Traded as: Agritan, Anofex, Arkotine, Azotox, Bosan Supra, Bovidermol, Chlorophenothan, Chloropenothane, Clorophenotoxum, Citox, Clofenotane, Dedelo, Deoval, Detox, Detoxan, Dibovan, Dicophane, Didigam, Didimac, Dodat, Dykol, Estonate, Genitox, Gesafid, Gesapon, Gesarex, Gesarol, Guesapon, Gyron, Havero-extra, Ivotan, Ixodex, Kopsol, Mutoxin, Neocid, Parachlorocidum, Pentachlorin, Pentech, PPzeidan, Rudseam, Santobane, Zeidane, Zerdane.
What is it? The dichlorodiphenyltrichloroethane or DDT, as it is universally known, is an organochlorinated insecticide.
Use (purpose): DDT is an insecticide used extensively starting with the Second World War and it is still used nowadays. It was employed for fighting malaria, typhus and bubonic plague (transmitted by mosquitoes, fleas and lice, respectively) as well as for the protection of crops (potatoes, corn, cotton. etc.). The soil half-life period was documented to be over 30 years long (Arcachon Basin, in France – Thompson, Budzinski et al. 1998).
Current status: Starting from 1970s, the product has been banned in most of the developed countries. Starting from 2001, the Stockholm Convention has included DDT in the category of persistent organic pollutants, and its use is conditioned by specific exemptions for acceptable purposes, such as fighting malaria in the Sub-Sahara African countries, where mosquitos have developed resistance to other types of insecticides. The substance is still being manufactured, sold and used with specific exemptions in countries such as South Africa, Saudi Arabia, Benin, Burkina Faso, Cameroon, Central African Republic, Congo, Ethiopia, Ghana, Mauritius, Liberia, Mali, Niger, Nigeria, Senegal, Sudan, Swaziland, Togo, Zanzibar, Zaire.
Nevertheless, on 17 May 2009, as a result of the fact there are no parties registered for the specific exemptions mentioned in Annex B in relationship to DDT, in compliance with Article 4 point 9 of the Convention, no further records can be made as regards such exemptions, a situation which also involves a ban on DDT in all signing countries of Convention.
In Romania: DDT was used since the 40's and banned since 1985.
- In cases of chronic exposure to small doses: immunotoxicity, possible disruptor of the endocrine system, being a weak oestrogen, disruptor of the thyroid and pituitary gland, reproductive and renal disorders, neurotoxic, carcinogenic (breast cancer among others). The neurotoxic effects were linked to a new debilitating neuropsychiatric syndrome (the X syndrome) both in humans and cattle.
- In acute exposure: hypersensitivity to cutaneous stimuli, tingling or crawling sensations, headaches, paraesthesia, itching, back of the head pain and stiffness, closed throat sensation.
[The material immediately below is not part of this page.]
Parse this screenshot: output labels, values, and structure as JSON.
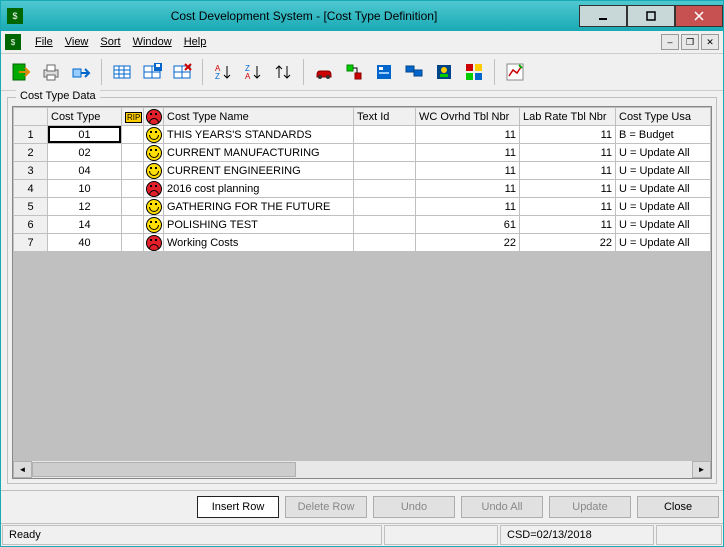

Painful throat, persistent cough, oppressing sensation and powerful pain in the arms, articular pains, generalised muscle weakness, fatigue, anxiety, dizziness, nausea, vomiting, lack of limbs coordination, tremor, twitching, hypertonia, confusion, seizures, coma and respiratory arrest.
Exposure limits, deadly dose: maximum allowed concentration 0.0002 micrograms/L for drinking water and for molluscs, crustaceans and fresh water fish.
- Occupational: elimination of old deposits of DDT and insecticide and antimalarial treatment administration in locations where the substance has been historically used.
- Air: aerosols from the soil sprayed with DDT, in locations where the substance is used.
- Soil: direct skin contact in locations where the substance is used or with soils suffering a strong historical contamination.
- Food: the main exposure source worldwide, including in countries where DDT is no longer used for many years, is food : root vegetables, green vegetables – lettuce, spinach, onion, and corn etc., grown in recently contaminated soils or in soils historically polluted; fish and derivates of fish from waters polluted through the ground water and drainage from fields recently contaminated or historically polluted; milk and dairy products; meat and animal products fed or pastured on polluted grounds.